The game of soccer, or football, is another very popular sport in this vast country. Here, it is governed by the Chinese Football Association (CFA). Domestic matches are played under the banner of the Chinese Super League (CSL), with 16 teams taking part.
European football is followed by a large number of Chinese people, and there is massive fan following for the teams in the English, German, and Italian leagues. Currently, the ranking of the national team of the People’s Republic of China, as far as FIFA is concerned, is 86.
The Chinese national football team is yet to have any significant impact in FIFA World Cups. The only time the Chinese have qualified for the grand event was in 2002, but failed to impress, as they went on to lose three straight matches in the first round, thereby getting eliminated.
- Hao Haidong
- Li Weifeng
- Twice runners-up in the AFC Asian Cup (1984, 2004)
With large government support, China is slowly developing into a major chess power of the world. In the 37th Chess Olympiad in Turin, Italy, China emerged as the nation with the best overall performance, when its men’s team won the second position and the women came third.
In 1974, a meeting was held in Kuala Lumpur with the aim of raising the standards of Asian chess players.

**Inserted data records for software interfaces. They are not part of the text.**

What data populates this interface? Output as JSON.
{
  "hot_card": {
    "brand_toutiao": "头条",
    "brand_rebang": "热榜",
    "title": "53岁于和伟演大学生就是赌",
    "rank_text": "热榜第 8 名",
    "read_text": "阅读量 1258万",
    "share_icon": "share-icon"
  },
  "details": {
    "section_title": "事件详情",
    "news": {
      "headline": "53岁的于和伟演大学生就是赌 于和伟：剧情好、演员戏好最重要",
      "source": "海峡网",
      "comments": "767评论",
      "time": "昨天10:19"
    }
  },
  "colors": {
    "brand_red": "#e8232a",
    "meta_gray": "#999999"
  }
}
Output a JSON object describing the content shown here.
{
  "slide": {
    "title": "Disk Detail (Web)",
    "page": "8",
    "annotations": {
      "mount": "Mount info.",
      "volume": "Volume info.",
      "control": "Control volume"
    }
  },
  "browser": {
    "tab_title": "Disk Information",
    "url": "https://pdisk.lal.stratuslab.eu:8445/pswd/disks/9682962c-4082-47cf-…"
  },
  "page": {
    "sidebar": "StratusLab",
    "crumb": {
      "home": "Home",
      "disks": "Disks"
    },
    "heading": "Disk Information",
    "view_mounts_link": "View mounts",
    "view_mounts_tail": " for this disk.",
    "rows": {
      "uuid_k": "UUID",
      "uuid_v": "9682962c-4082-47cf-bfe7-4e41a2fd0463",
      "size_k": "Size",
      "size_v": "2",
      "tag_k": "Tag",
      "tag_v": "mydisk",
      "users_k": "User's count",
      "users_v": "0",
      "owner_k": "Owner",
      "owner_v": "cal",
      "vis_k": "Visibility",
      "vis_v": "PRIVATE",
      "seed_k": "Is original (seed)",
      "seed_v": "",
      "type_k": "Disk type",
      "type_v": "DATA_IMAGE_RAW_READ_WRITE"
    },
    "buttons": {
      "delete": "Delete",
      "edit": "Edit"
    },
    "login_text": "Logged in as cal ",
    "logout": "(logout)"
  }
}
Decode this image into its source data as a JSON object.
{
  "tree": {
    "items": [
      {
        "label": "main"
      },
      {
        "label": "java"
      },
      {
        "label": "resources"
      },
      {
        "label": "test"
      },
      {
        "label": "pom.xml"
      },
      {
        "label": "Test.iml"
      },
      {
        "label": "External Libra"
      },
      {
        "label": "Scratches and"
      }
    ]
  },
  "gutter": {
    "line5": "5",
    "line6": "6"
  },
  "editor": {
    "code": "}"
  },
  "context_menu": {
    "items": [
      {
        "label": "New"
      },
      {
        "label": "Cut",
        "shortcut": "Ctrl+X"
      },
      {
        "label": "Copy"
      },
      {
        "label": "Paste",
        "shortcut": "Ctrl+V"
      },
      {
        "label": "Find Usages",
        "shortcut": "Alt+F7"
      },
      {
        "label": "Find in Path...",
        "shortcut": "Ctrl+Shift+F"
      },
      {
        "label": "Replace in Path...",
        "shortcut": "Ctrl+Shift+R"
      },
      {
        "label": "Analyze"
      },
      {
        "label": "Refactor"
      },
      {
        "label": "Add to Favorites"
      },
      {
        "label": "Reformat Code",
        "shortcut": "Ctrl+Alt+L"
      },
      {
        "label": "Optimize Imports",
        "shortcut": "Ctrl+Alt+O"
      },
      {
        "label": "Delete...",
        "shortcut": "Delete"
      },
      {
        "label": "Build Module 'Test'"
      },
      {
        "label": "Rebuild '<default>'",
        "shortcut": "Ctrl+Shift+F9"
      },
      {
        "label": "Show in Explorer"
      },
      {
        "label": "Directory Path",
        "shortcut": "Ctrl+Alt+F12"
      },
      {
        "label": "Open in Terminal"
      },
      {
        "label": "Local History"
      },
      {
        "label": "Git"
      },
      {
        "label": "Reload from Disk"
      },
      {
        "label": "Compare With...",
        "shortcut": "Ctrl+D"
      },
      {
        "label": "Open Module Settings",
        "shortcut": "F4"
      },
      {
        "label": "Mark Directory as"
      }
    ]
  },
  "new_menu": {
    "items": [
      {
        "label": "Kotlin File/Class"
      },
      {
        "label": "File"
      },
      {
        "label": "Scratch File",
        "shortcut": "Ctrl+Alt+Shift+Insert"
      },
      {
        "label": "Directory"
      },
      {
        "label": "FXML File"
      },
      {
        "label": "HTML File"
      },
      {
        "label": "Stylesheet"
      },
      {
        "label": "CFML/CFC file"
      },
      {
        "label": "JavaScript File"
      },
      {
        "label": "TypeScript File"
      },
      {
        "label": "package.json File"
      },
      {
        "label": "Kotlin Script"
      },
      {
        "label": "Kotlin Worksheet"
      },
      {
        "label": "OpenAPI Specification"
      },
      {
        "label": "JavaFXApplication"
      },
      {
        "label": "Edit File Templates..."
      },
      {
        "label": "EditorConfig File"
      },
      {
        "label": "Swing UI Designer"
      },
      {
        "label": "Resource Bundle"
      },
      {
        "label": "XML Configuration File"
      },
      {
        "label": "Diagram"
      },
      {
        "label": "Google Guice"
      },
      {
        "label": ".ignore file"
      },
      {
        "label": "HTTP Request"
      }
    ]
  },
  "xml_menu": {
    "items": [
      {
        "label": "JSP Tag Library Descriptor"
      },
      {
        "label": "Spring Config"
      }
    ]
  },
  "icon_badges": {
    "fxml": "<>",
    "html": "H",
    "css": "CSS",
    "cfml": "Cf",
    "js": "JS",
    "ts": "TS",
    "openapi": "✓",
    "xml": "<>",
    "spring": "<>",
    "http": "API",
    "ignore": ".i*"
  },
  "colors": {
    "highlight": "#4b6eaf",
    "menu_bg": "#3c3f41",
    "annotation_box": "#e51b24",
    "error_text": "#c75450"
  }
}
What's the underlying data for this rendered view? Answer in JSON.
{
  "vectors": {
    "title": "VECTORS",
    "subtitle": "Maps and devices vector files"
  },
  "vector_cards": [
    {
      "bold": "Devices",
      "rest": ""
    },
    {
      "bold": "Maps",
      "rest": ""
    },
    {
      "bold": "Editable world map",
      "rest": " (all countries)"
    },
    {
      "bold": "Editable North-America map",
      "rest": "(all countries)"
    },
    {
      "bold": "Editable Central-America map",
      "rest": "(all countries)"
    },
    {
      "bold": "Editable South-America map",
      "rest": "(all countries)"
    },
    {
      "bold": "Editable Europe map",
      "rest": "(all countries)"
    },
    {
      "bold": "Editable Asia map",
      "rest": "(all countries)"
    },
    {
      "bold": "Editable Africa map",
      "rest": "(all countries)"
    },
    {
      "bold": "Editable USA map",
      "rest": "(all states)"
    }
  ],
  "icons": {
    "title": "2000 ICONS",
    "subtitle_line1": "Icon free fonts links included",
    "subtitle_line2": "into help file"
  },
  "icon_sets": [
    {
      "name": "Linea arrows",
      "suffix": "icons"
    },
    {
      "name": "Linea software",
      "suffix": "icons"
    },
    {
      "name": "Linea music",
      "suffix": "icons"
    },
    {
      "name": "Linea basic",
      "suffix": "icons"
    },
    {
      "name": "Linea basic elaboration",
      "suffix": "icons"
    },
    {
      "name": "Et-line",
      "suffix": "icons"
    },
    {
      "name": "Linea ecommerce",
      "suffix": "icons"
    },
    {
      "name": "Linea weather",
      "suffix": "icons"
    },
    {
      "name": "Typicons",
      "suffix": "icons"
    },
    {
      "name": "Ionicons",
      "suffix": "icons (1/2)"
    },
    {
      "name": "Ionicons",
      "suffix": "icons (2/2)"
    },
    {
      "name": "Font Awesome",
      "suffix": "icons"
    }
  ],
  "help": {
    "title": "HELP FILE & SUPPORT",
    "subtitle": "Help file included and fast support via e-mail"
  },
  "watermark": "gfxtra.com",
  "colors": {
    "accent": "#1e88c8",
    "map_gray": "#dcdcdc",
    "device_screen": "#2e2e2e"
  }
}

It was in recognition of the potential of chess in the country, that it was decided that chess would be first promoted in China under the ‘Big Dragon Project’.
- Hou Yifan
- Li Chao
- Wang Hao
- Hou Yifan was the world’s youngest ever female grandmaster (14yrs., 6mts.), and also the youngest player (at 16 years of age) to win the Women’s World Chess Championship (2010-12).
- As per the May, 2012 FIDE rankings, Li Chao and Wang Haofeature in the top 50 chess players in the world.
The fact that winning six of the eight gold medals on offer at the 2012 Summer Olympics in London was considered an upset for the Chinese national diving team, just goes to show China’s dominance in this sport in recent decades.
China has an abundance of diving academies that promote professional diving development among the youth. Such is the proficient nature of their training, that Chinese divers are often referred to as machines, because of their immaculate dives.
- Guo Jingjing
- Xiong Ni
- Gao Min
- Fu Mingxia
- 59 medals in total at the Summer Olympics
- Gold: 33, Silver: 17, Bronze: 9
- Second only to USA, which has 135 medals
Although a plethora of controversies surround the degree to which the willingness to learn the trade of gymnastics is pushed in China, it cannot be disputed that China is one of the prime hubs of the world for gymnastics.
Though some of the stories of children being abused and forced to undergo gymnast training may be true, it is also voluntarily taken up by a majority of kids, in the hope of emulating the success of many generations of great Chinese gymnasts.
- He Kexin
- Yao Jinnan
- Deng Linlin
- Huang Qiushuang
- 68 medals in total at the Summer Olympics
- Gold: 29, Silver: 20, Bronze: 19
Though this article lists the most popular sports in China, it should be noted that the development as well as popularity of other sports is on the rise too. Sports like weightlifting, baseball, shooting, squash, swimming, etc., are finding more and more fans, thereby equipping China with an even greater future in sporting events around the world.